After 12 years of education, students today lack basic numeracy and literacy skills. According to detailed analysis in a report by Lindsey Burke for the Friedman Foundation , only 40% of 4th graders test at grade level in math, a number that drops to 35% in the 8th grade. Just 34% of 4th and 8th graders test at grade-level proficiency in reading, a rate that declines to 17% for low-income students. These are appalling numbers.
Desperate to improve outcomes and give children a better chance for success, parents, educators and concerned citizens were forced to develop alternative models. These alternatives include vouchers, charter schools, home schools, tax-credit scholarships and Education Savings Accounts. Each of the programs has a proven record of success. This article will describe Arizona’s highly innovative school choice program called the Empowerment Scholarship Account.
Developed by the Goldwater Institute, ESA was enacted into law by the state legislature in 2011. The program was initially limited to special needs students. It has since been expanded to include adoptees from the foster care system, students from military families, students enrolled in underperforming schools and children entering kindergarten who meet any of the qualifications.
The number of students in the program has grown from 115 in 2011 to 1311. Several thousand students are projected for 2015. The results in academic improvement, parental satisfaction and reduced costs have all been positive. The program has been well received locally and nationally. Several states have already introduced legislation for similar ESA programs.
The mechanics of the program are straightforward. 90% of the student’s allotted educational funds are deposited into an ESA account. His parent receives a debit card for the funds which can then be used to purchase a variety of education-related programs.

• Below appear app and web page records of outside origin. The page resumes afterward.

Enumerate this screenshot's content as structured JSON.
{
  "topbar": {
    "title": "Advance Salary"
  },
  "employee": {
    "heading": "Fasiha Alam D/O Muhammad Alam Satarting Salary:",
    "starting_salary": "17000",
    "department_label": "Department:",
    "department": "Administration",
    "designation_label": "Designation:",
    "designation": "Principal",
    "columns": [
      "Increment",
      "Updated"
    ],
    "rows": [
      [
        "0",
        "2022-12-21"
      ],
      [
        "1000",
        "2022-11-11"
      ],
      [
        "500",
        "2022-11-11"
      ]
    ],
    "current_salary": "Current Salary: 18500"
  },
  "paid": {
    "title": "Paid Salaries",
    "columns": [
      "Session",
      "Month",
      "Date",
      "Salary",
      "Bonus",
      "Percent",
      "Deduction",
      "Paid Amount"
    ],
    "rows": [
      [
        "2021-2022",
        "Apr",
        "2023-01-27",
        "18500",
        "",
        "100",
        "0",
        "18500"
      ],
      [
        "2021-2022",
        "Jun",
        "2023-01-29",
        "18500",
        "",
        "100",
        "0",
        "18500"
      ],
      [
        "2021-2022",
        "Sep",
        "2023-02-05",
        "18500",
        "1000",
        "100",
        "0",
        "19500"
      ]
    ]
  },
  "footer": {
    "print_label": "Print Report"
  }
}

The options include private or parochial school tuition, textbooks, tutors, homeschool curriculum, public school and virtual online classes, education therapy, AP or college admission exams and college tuition.
Unused funds may be rolled over from year to year for future education or deposited into a 529 account for college expenses. Four years after graduation from high school, any unused ESA funds are returned to the state of Arizona.
The Empowerment Scholarship Account program is unique. It funds the student rather than the school. The funds follow the student throughout his education. This enables the parents to access a range of services and customize an educational program tailored to the child’s unique needs. The benefits in improved academic and lowered costs are already evident to students, parents and taxpayers.
Ordinary ESA programs function like vouchers. They limit the use of the funds to private school tuition. In response to Arizona’s success, several states have proposed similar programs. Iowa, Oregon, Mississippi and Utah have already introduced bills for ESA programs based on the Arizona model.
Legislators in Montana expanded their proposed ESA program to include all students. Lawmakers in Florida want to expand their Tax-Credit Scholarship program to include the additional options available to Arizona parents.
It has been suggested that a revolution may be necessary to loosen the stranglehold that government and its union allies have on public education. It is a battle the American public must eventually fight in order to insure the survival of a free and informed Republic.
Universal choice represents a way to rid the country of a national scourge. We can only hope the Goldwater Empowerment Scholarship Account becomes one of the engines that drive that effort.
About the Author: R. Claire Friend, MD, is the Assistant Professor, Department of Psychiatry and Human Behavior, UC Irvine Medical Center, and the editor of the UC Irvine Quarterly Journal of Psychiatry. She is a retired psychiatrist and frequent commentator on the psychological dimensions of education and social welfare policies.